As I have explained in detail in the section “history of the temple of Zeus”, this monument went from being composed of 104 columns to the sad amount of 15…
Undoubtedly its current state sometimes prevents us from imagining what the temple was like in ancient times, so I want to show you a “representation” or “model” of what was the largest temple in Greece:
In this image we can see much better how was the typical architecture of a Greek temple: the pediment (triangular pediment located at the top of the short sides), the frieze (located below the pediment, but separated by the cornice, and surrounding the entire temple), the metopes (element that is repeated within the frieze and are usually decorated by adding a relief)… and surrounding the entire temple), the metopes (element that is repeated within the frieze and are usually decorated by adding a relief)…
This image, without retouching, belongs to the temple of Olympian Zeus today. It has been taken from the same point as the previous one, however in this picture we can see the Acropolis of Athens in the background (on the left side of the image).
Frequently Asked Questions (FAQ)
What is the Olimpeion?
The “Olimpeion”, or “the house of Olympus”, is a way of calling the Temple of Olympian Zeus. This is the term most commonly used by the Greeks to refer to this sacred monument.
What were the Temples of Zeus?
Every Greek temple dedicated to the leader god of Olympus and therefore the most important of mythology, which was the official religion during ancient Greece, is considered a “Temple of Zeus”.
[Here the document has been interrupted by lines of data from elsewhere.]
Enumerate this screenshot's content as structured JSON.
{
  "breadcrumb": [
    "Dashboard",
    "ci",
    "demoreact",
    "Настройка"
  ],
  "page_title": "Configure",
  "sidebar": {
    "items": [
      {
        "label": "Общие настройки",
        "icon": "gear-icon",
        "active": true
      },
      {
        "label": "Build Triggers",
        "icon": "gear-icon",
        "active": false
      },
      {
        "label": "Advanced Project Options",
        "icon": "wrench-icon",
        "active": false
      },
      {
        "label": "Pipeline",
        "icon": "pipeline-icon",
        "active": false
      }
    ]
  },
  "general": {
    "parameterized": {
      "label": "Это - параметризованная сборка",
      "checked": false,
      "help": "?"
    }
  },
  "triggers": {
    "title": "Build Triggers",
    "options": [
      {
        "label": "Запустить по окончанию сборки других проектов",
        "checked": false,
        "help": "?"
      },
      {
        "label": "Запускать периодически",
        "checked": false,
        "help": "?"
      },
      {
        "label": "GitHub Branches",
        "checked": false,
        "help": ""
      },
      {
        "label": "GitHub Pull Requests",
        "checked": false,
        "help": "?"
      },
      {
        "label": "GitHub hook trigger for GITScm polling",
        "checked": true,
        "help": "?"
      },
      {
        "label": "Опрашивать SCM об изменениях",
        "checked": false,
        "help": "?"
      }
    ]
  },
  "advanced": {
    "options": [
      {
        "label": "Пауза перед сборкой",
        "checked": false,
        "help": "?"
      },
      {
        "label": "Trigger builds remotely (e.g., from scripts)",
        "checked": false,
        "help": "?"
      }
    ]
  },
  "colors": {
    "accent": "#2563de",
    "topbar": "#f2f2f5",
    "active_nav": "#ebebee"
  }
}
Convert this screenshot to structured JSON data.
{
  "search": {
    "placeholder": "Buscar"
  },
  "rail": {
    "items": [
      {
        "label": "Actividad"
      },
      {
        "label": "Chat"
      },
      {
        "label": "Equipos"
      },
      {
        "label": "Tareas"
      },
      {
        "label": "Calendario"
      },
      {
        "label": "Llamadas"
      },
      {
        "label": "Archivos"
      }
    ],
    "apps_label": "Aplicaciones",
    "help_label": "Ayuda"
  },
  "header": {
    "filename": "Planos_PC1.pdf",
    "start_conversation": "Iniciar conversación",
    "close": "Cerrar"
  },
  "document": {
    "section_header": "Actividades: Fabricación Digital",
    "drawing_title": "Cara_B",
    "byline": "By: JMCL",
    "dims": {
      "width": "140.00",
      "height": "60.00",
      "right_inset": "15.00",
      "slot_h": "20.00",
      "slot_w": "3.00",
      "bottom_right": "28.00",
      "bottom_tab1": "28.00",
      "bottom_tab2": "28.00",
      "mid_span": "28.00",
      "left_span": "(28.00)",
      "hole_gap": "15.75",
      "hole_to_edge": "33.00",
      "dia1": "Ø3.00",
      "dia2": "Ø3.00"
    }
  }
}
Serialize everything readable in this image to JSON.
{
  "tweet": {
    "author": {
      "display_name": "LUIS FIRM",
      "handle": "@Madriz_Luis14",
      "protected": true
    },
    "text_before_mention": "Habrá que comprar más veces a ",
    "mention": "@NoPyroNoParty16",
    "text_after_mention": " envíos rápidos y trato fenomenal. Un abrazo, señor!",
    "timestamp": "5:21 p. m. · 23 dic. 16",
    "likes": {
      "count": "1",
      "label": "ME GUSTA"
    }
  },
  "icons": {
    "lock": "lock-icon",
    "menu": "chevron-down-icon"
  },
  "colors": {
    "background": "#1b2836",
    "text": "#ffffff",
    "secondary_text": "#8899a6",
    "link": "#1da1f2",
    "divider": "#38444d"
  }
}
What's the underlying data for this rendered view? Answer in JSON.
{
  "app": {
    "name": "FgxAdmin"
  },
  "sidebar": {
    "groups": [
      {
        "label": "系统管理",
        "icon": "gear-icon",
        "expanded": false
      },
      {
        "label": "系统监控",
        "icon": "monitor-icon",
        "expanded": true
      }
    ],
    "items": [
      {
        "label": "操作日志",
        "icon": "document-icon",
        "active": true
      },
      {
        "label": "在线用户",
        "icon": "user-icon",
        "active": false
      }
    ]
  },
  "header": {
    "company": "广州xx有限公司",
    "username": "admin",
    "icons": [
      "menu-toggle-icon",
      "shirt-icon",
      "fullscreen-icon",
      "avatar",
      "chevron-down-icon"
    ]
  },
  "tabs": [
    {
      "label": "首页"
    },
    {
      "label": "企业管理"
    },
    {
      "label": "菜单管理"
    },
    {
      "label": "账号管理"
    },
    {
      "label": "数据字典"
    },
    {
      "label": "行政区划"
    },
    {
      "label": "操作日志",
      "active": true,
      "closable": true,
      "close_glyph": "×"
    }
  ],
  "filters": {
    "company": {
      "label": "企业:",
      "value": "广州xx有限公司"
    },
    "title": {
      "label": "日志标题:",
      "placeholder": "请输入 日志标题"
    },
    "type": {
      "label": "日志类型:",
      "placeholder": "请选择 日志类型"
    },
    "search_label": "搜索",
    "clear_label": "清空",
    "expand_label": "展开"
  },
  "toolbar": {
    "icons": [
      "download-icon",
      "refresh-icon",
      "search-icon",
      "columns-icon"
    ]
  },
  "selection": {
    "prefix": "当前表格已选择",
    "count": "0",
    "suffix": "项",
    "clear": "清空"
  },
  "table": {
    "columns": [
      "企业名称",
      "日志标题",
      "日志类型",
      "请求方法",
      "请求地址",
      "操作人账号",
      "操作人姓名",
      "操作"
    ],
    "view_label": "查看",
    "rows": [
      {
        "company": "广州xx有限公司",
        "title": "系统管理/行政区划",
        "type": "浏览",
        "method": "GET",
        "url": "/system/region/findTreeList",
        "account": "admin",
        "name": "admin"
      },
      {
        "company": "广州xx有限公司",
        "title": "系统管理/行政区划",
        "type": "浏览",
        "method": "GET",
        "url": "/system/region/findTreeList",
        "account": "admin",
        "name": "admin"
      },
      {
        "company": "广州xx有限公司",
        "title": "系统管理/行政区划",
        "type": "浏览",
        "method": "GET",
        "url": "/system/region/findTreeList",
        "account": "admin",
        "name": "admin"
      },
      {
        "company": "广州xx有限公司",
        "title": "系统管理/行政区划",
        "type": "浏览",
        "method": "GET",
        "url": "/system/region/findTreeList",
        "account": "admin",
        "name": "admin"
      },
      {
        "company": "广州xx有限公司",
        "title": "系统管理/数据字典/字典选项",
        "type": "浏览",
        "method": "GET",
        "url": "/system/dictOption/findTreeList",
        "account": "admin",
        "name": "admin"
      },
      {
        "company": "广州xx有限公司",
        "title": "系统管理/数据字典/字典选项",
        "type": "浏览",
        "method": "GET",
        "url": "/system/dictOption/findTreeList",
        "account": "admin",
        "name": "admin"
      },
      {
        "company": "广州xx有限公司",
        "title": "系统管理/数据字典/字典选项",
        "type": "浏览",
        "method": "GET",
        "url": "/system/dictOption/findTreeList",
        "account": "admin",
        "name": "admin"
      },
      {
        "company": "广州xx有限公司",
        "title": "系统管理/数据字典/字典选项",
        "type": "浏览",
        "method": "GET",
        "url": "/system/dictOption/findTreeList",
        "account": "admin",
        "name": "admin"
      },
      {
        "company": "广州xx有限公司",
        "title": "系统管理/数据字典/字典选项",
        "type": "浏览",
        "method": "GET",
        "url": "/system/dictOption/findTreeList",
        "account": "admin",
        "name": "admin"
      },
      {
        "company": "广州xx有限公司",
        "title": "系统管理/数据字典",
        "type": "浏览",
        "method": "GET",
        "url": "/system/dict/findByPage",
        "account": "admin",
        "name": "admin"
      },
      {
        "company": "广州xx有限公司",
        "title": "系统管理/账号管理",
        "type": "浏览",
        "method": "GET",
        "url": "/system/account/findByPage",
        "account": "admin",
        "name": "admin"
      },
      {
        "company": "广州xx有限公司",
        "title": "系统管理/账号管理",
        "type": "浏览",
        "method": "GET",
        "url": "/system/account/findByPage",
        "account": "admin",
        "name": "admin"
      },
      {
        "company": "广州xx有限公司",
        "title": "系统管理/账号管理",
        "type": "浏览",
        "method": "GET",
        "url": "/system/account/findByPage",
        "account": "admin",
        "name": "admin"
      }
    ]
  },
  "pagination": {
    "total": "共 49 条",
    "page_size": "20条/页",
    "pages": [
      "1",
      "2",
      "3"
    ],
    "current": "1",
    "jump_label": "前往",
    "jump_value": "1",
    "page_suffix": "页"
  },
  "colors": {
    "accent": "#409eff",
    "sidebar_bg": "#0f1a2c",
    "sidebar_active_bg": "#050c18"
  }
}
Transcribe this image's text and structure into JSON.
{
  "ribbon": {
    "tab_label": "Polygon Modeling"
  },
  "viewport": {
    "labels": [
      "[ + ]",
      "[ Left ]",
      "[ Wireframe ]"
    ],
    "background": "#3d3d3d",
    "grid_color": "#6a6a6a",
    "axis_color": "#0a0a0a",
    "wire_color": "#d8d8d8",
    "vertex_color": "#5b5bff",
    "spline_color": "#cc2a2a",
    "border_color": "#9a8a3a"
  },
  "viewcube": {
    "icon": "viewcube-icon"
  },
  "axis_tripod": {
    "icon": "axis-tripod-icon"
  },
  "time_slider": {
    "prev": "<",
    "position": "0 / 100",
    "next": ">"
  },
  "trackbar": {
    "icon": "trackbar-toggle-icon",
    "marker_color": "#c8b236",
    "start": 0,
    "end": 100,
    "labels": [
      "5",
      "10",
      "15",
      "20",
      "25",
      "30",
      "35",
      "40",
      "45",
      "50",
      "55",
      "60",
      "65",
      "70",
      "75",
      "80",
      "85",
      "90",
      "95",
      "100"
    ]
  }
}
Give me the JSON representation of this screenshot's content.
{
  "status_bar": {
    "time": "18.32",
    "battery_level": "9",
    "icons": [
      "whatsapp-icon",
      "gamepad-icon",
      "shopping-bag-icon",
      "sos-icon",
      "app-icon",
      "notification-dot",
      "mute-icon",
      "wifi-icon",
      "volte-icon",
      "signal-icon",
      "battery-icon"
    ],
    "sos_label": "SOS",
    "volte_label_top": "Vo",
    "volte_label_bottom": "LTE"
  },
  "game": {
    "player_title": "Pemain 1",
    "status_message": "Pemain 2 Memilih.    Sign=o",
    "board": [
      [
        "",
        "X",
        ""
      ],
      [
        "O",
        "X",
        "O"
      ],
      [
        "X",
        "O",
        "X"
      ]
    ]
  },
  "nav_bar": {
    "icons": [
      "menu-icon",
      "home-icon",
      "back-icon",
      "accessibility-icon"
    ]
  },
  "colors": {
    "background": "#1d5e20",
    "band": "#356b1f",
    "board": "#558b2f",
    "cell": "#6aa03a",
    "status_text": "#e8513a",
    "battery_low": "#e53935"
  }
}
Where are the Temples of Zeus located in Greece?
The most visited one is located in Athens, very close to its respective Acropolis. However, the most important is the Temple of Zeus located in the ancient city of Olympia, also the site of the games that bear his name (Olympics).
Who built the Temple of Zeus in Athens?
Its construction was started by the Athenian tyrant Pisistratus in the 6th century B.C. However, after several centuries of inactivity, it was the Roman emperor Hadrian who finally finished building the Temple of Zeus in the 2nd century A.D.
How many columns does it have?
At present the Temple of Olympian Zeus (of Athens) has the sad number of 16 columns, one of which is lying on the ground due to an earthquake that took place in the eighteenth century. However, originally this Greek temple had an impressive 104 columns (of Corinthian order), being the largest in Greece.
Who destroyed the Temple of Olympian Zeus in Athens?
Although it is not known exactly when the temple was destroyed nor its causes, there are two quite probable theories about it: The first is that those responsible would be the Heruli, a Germanic tribe that invaded the Roman Empire in the third century (including the region of Greece). While on the other hand, it is also believed that the temple of Olympian Zeus may have been severely damaged by an earthquake during the Middle Ages (a relatively common phenomenon in Greece).
What was the temple of Zeus used for?
Like any Greek temple, this sacred precinct was used as a place of worship to the deity to whom it was consecrated: Zeus in this case. It was also used to store votive offerings to the god, but finally it should be clarified that sacrifices were NOT performed here. Saving the distances, it could be said that the temples were the churches of ancient Greece (and so they functioned until Christianity arrived).